## PROBLEM STATEMENT
Scan the data below. Pull out each line where "city" occurs.

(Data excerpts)
━━━━

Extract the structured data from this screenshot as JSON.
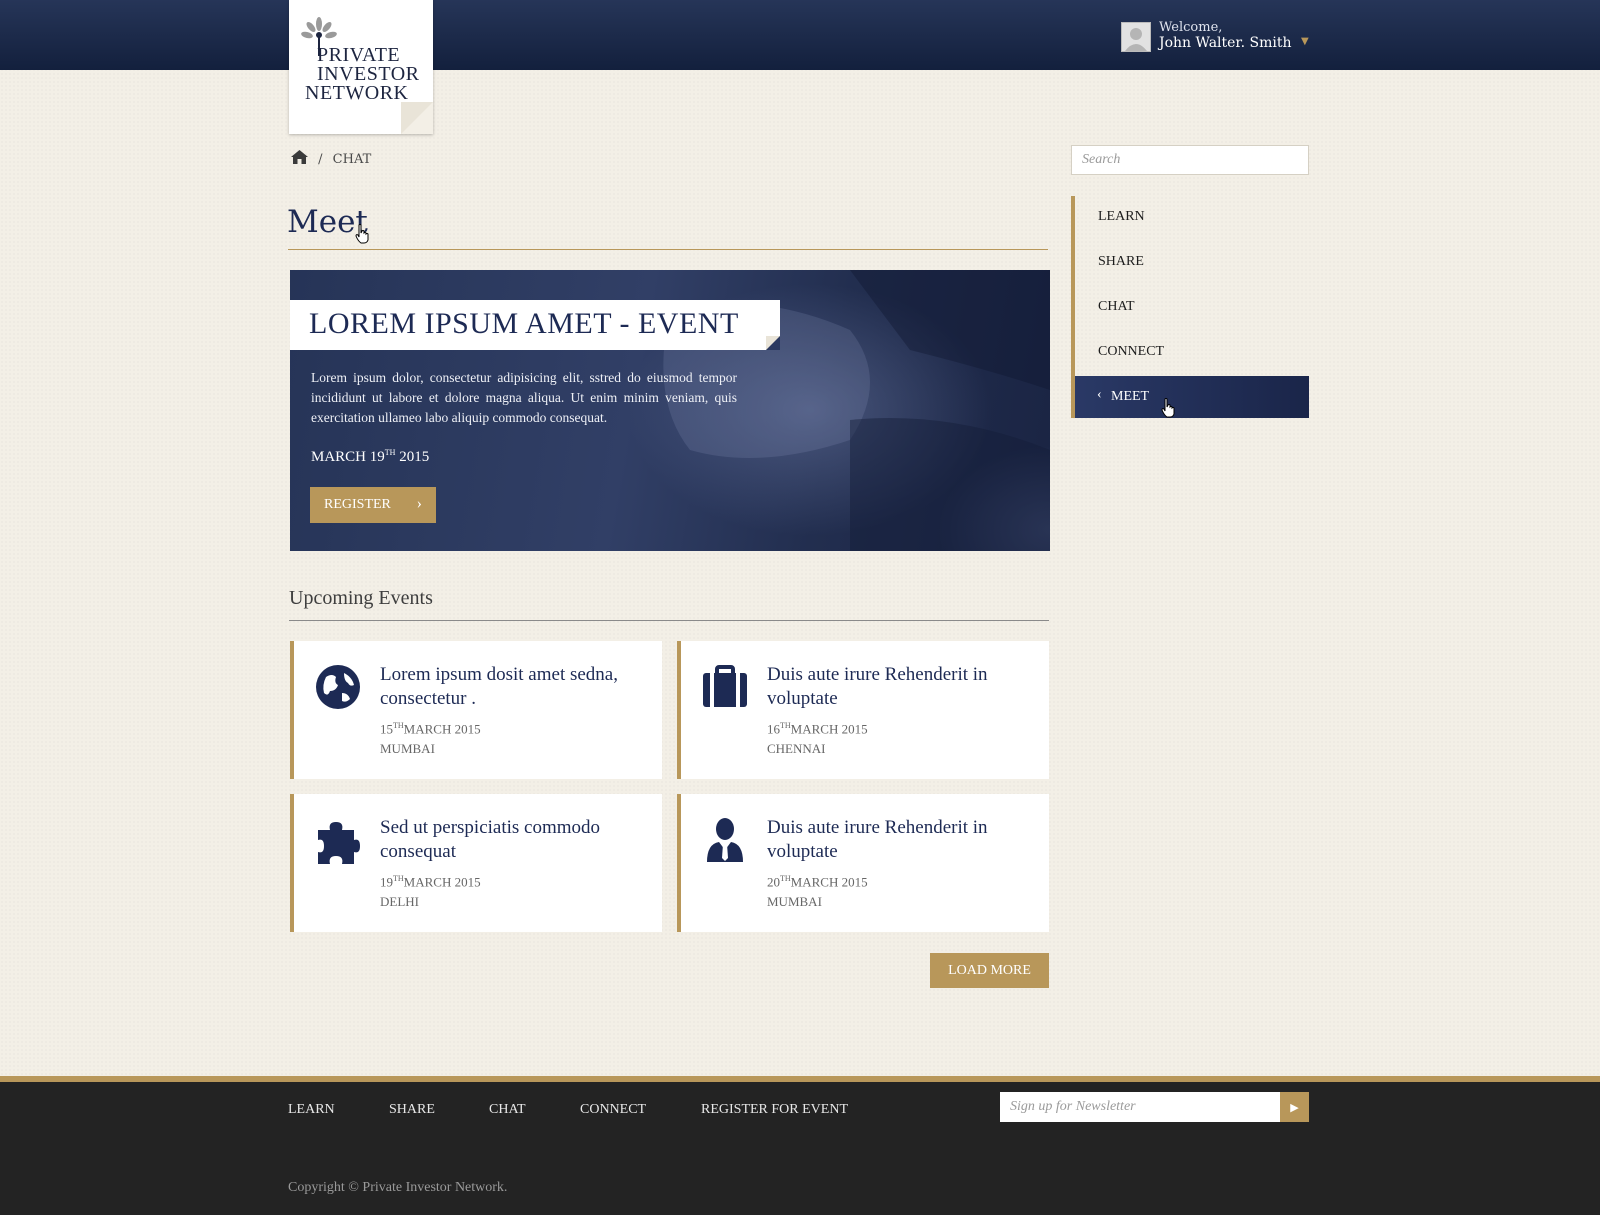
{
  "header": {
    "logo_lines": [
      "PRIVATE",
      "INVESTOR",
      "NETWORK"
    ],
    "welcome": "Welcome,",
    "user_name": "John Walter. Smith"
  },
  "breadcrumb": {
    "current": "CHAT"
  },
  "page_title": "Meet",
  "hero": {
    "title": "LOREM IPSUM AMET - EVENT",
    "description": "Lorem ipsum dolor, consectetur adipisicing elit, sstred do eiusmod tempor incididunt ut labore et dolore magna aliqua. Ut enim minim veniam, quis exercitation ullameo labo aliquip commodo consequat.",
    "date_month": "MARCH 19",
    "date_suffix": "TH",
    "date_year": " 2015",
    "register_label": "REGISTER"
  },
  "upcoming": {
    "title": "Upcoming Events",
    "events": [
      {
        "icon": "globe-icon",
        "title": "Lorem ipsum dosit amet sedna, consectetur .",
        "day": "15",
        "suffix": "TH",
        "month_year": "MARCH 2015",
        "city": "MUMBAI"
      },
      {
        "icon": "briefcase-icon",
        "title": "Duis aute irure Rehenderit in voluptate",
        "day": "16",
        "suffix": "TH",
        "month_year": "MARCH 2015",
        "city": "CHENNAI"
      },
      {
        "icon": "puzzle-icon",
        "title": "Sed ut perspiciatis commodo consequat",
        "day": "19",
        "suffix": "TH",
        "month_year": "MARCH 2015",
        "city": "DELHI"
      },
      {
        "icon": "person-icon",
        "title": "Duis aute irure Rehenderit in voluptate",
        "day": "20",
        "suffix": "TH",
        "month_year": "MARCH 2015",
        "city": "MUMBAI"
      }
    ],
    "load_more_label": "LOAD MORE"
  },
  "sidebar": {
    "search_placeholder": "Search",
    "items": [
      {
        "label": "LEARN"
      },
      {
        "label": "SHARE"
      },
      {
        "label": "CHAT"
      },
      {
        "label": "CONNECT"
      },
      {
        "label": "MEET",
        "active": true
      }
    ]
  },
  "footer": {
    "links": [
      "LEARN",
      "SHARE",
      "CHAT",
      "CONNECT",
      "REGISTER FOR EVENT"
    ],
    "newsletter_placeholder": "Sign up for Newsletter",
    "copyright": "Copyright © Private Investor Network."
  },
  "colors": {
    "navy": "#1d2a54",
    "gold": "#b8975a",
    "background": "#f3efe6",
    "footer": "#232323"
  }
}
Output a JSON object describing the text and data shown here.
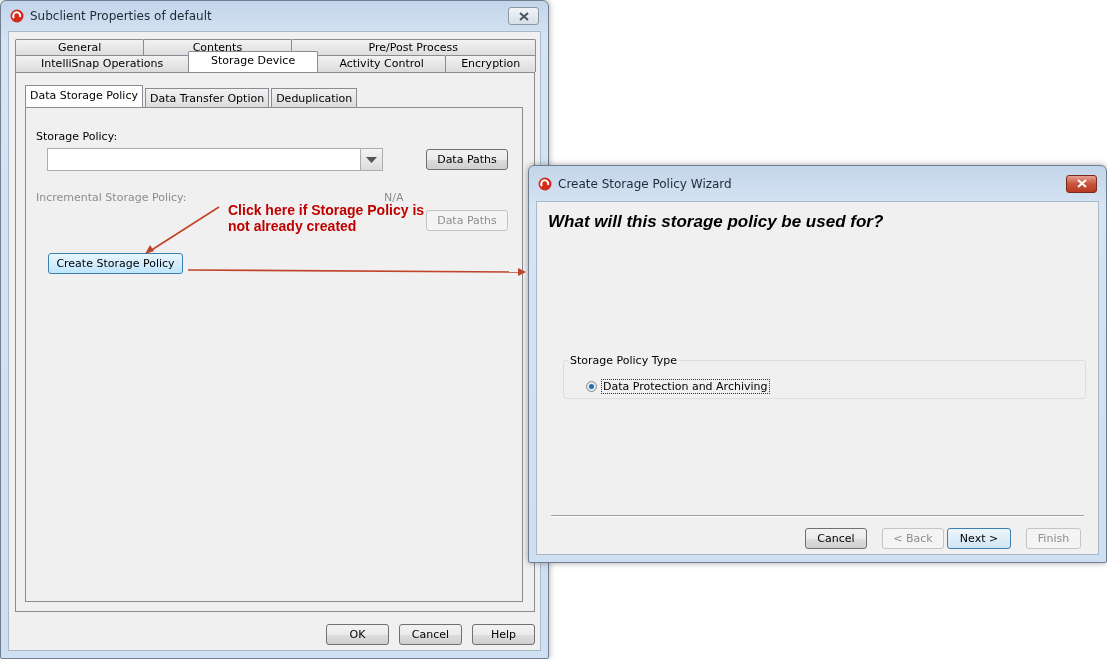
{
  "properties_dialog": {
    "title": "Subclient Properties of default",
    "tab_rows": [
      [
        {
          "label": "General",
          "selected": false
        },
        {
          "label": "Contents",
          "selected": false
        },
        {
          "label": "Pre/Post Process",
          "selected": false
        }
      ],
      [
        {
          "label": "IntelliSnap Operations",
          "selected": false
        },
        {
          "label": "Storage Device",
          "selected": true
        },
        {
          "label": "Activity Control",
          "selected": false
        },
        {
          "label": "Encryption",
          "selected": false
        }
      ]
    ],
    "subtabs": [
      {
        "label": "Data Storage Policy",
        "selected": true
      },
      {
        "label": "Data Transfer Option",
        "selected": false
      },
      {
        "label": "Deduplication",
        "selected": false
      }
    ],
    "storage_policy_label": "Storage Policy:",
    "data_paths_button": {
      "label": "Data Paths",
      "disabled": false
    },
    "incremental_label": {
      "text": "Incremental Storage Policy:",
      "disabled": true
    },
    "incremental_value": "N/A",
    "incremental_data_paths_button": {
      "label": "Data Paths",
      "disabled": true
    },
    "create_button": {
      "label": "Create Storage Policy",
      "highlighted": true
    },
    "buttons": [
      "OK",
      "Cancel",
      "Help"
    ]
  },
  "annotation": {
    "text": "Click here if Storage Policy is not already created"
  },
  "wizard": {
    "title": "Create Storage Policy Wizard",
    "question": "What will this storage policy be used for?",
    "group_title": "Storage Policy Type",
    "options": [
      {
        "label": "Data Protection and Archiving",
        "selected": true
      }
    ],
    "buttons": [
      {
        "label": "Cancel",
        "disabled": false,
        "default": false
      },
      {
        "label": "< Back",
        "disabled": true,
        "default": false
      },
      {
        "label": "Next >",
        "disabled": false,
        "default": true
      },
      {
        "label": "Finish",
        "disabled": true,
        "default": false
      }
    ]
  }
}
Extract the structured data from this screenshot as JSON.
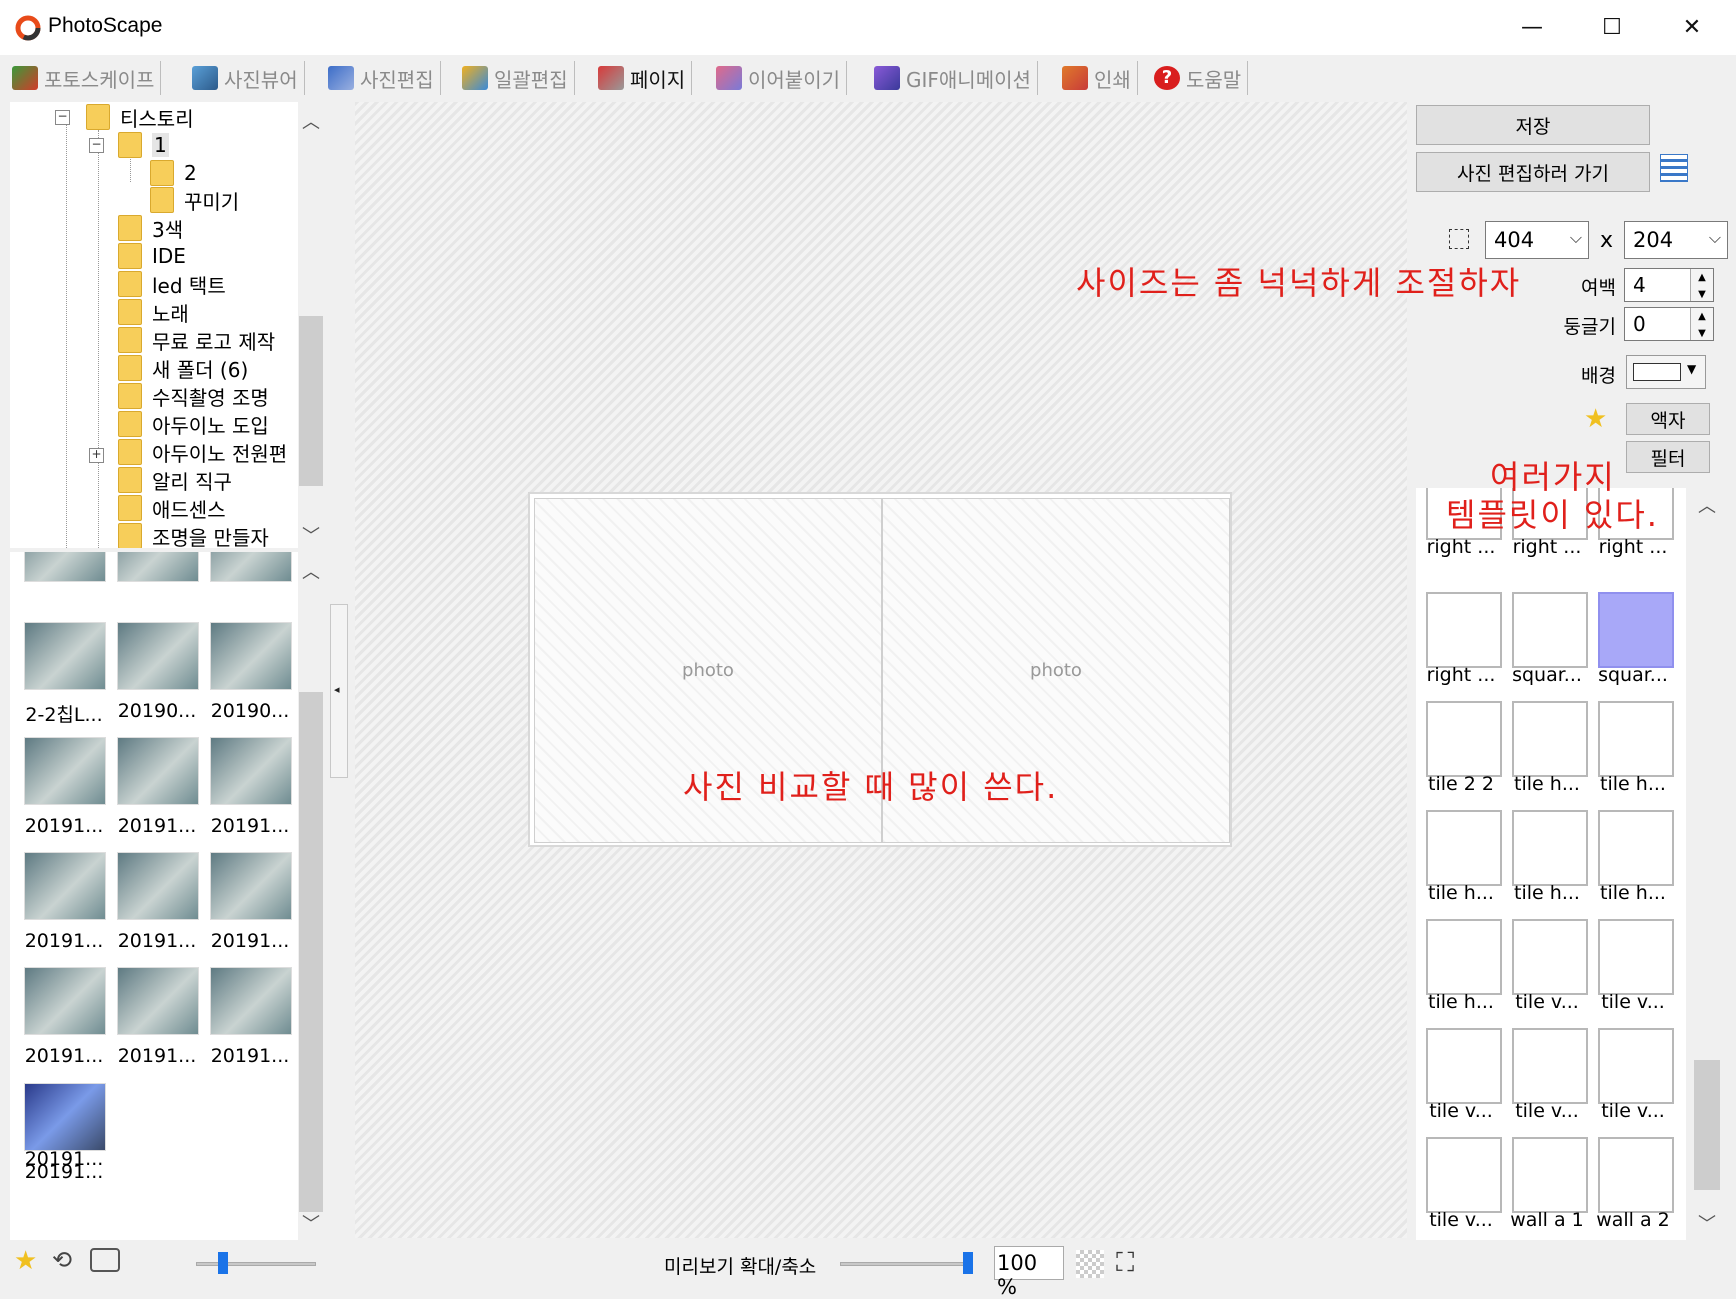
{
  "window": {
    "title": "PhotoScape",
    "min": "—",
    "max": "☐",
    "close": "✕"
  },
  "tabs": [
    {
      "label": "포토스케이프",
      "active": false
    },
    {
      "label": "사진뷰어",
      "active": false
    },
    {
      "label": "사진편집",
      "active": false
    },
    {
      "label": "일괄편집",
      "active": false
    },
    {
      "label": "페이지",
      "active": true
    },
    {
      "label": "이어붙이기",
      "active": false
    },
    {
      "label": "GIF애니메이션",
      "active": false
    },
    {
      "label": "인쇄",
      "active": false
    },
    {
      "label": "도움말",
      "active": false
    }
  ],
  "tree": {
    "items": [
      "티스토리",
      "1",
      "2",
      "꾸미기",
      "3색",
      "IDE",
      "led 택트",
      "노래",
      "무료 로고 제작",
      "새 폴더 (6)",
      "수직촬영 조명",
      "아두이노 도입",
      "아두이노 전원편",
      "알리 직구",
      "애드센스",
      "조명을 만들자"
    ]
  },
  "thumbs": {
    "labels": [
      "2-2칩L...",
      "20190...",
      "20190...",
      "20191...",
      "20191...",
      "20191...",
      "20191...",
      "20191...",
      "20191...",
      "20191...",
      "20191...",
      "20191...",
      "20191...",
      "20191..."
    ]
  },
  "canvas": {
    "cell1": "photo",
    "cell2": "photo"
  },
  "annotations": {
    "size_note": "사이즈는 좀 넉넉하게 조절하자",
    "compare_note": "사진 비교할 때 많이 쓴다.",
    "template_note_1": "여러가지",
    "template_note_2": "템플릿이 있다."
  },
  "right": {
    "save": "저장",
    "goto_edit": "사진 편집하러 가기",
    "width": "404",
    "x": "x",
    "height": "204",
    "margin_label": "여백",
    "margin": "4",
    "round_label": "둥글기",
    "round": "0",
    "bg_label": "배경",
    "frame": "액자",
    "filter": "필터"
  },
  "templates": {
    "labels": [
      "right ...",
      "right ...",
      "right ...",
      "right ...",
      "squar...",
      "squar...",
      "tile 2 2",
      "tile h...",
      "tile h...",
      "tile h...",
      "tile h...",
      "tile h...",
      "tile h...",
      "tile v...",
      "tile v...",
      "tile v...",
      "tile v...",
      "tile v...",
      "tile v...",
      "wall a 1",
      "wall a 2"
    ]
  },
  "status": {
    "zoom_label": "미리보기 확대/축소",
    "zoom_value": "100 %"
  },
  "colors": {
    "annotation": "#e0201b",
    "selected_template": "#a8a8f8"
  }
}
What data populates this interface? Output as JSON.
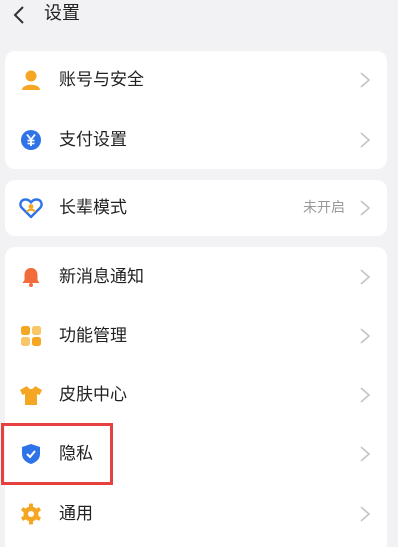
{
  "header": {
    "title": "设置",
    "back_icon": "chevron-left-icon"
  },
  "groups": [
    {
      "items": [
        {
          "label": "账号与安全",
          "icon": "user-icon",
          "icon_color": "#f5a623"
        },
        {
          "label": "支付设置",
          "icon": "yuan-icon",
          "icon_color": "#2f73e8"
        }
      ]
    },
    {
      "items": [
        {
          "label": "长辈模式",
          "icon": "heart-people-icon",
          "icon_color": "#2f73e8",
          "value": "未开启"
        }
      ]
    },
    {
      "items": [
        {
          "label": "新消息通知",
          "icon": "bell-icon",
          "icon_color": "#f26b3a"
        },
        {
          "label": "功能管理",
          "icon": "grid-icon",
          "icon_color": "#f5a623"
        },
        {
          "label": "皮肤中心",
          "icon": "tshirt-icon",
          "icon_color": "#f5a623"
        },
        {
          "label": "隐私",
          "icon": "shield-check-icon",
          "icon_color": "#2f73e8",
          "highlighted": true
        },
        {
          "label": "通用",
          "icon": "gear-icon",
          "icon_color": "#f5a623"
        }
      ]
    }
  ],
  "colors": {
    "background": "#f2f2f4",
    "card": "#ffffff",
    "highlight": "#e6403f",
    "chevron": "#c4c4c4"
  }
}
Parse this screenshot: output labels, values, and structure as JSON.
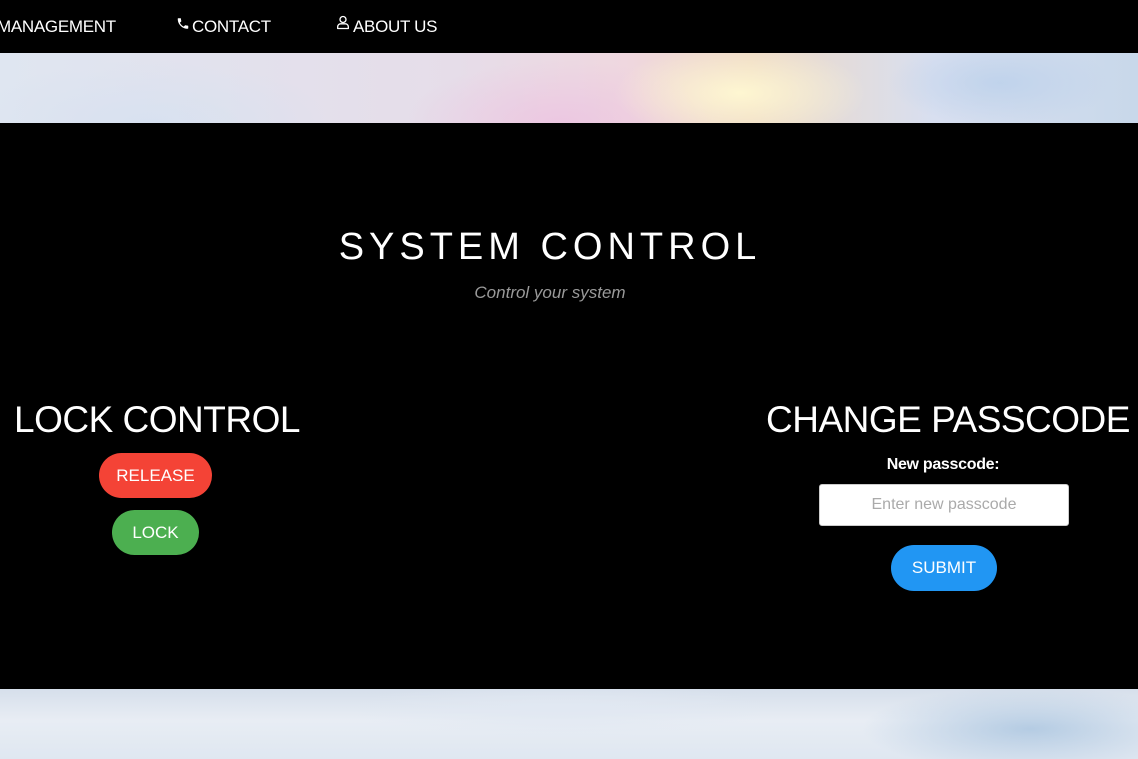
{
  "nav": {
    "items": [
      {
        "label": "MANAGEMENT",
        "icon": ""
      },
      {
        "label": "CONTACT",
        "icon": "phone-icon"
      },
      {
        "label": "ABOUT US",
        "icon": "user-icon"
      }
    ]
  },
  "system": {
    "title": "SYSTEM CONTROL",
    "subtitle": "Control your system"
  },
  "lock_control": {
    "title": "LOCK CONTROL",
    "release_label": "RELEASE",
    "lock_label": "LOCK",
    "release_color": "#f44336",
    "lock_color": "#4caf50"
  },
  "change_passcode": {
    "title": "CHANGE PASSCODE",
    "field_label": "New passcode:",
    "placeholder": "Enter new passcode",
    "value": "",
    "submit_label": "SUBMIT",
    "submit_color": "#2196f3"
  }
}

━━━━

## WRITTEN RESPONSE
        "city": "MUMBAI"
        "city": "CHENNAI"
        "city": "DELHI"
        "city": "MUMBAI"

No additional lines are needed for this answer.